a drain, was it not?
(Mr Roberts) Not in Parcelforce. What we had to do
in Parcelforce, again, you will remember, is before we got to
this point we had to get some investment into the company so at
least we were operating on a similar basis to those people we
were competing with. Having done that in terms of creating a central
hub, creating the technology to track and trace parcels, what
we have also found is that we have got to go further than we probably
originally anticipated in actually getting this flexibility, variability,
into the labour cost in a way that we started to do but we had
to speed it up. We would have been doing this anyway but probably
not at the rate that we now have to do it against the background
of those finances.
12. Can I just take you back to the question
the Chairman raised with you about the price of stamps and your
disappointment that you did not get the price increase. Is that
not the old British Rail mentality: whenever they thought they
were losing money they put the price of tickets up and all you
did was drive more people away from using trains? Would it not
be the same to say that less people would use the service and
you would become even less competitive? You have got to get away
from these old ideas.
(Mr Roberts) I thought I actually made that point,
Mr Hoyle, by going on to say one of the things we were trying
to balance was that we did realise at the time that our service
just was not good enough and while I was disappointed in the sense
of the finances, one of the things that we had to put into our
calculations when we withdrew that application was whether we
were actually going to have an impact which was going to be worse
in the light of putting prices up rather than focusing on trying
to get the service right.
13. Would you not have been better thinking
that before you put the application in then?
(Mr Roberts) It is a balance, is it not? It is a balance
14. You shut the gate when the horse had bolted.
(Mr Roberts) Yes, but at the same time if we had not
had a price increaseWe have had one price increase in five
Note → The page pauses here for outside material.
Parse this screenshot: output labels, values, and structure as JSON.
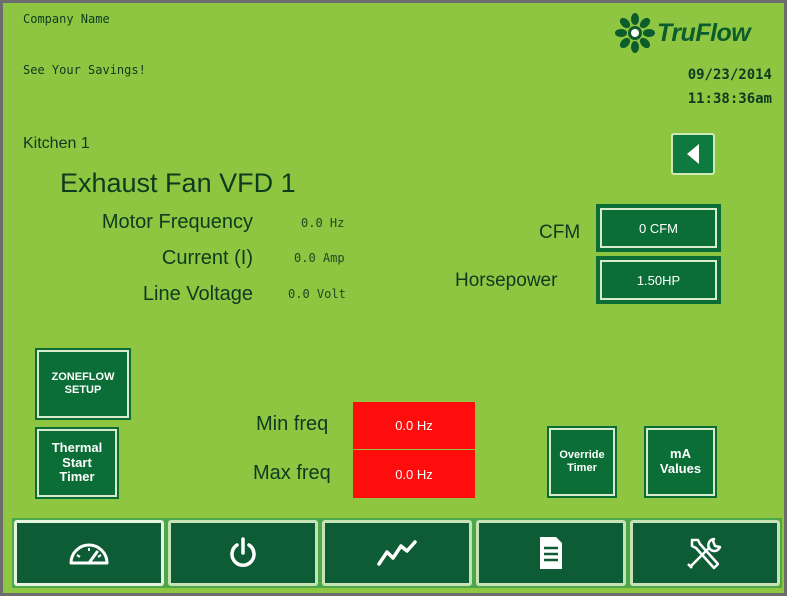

years, that is not exactly somebody using price at every opportunity
just to get out of issues by putting the price up. We are running
at some way below the rate of inflation and that, again, I agree,
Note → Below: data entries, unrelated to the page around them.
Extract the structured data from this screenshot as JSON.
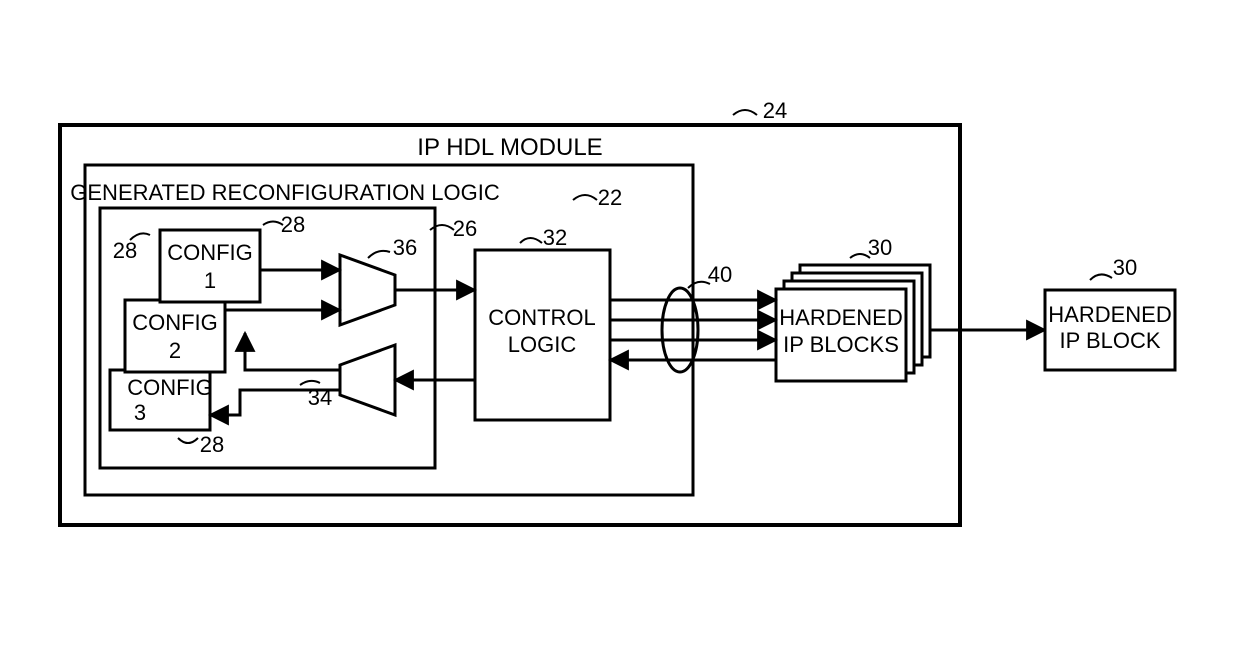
{
  "outer": {
    "title": "IP HDL MODULE",
    "ref": "24"
  },
  "inner": {
    "ref": "22"
  },
  "reconfig": {
    "title": "GENERATED RECONFIGURATION LOGIC",
    "ref": "26"
  },
  "configs": {
    "c1": {
      "line1": "CONFIG",
      "line2": "1",
      "ref": "28"
    },
    "c2": {
      "line1": "CONFIG",
      "line2": "2",
      "ref": "28"
    },
    "c3": {
      "line1": "CONFIG",
      "line2": "3",
      "ref": "28"
    }
  },
  "mux_top": {
    "ref": "36"
  },
  "mux_bot": {
    "ref": "34"
  },
  "control": {
    "line1": "CONTROL",
    "line2": "LOGIC",
    "ref": "32"
  },
  "bus": {
    "ref": "40"
  },
  "hardened_stack": {
    "line1": "HARDENED",
    "line2": "IP BLOCKS",
    "ref": "30"
  },
  "hardened_ext": {
    "line1": "HARDENED",
    "line2": "IP BLOCK",
    "ref": "30"
  }
}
is not a very strong argument to say you have got to have a price
increase but those were the factors that were involved.
15. Most people in fairness have actually reduced
prices rather than have been thinking of increasing them.
(Mr Roberts) As have we on second class mail.
16. As we have not noticed on first class mail,
if you would let me finish. We have not seen a reduction in first
(Mr Roberts) If we reduce price on first class mail
at the moment we would probably be in a worse financial state
than we are now.
17. Even though more people might use it?
(Mr Roberts) Yes, except that the trend is more people
are not using us at the moment.
18. How do you know the trend if you have not
(Mr Roberts) The trend without that is that we are
seeing a 50 per cent reduction in the growth of mail being posted.
I agree if you try to reduce it you may get some impact. What
we actually found when we reduced the price of second class mail
was that we did not get a massive increase in the use of second
class mail, we got a small increase. I think overall while we
thought that was right at the time, there is not any evidence
on the one example that we have used that it naturally stimulates
a great deal of use. I think, too, that against the background
of a 50 per cent reduction that we have seen in volume of growth
year on year, if we had done that it probably would have been
overtaken by the impact of the economy and we would have wasted
the money that we would have had if we kept the rates at the same
19. What is the advantage of having first class
mail when the service is not very good, you might just as well
expect the worst and buy a second class stamp?
(Mr Cope) The first class is actually getting better,
it has been consistently over 90 per cent for the last four or
five months. It is a better performance but still not good enough.
The reason why we have first and second class mail is to utilise
our machinery and equipment and buildings for 16, 17, 18 hours
a day, so we can process first class mail at night and second
class mail the following morning. It leads to a better, cheaper
unit cost service.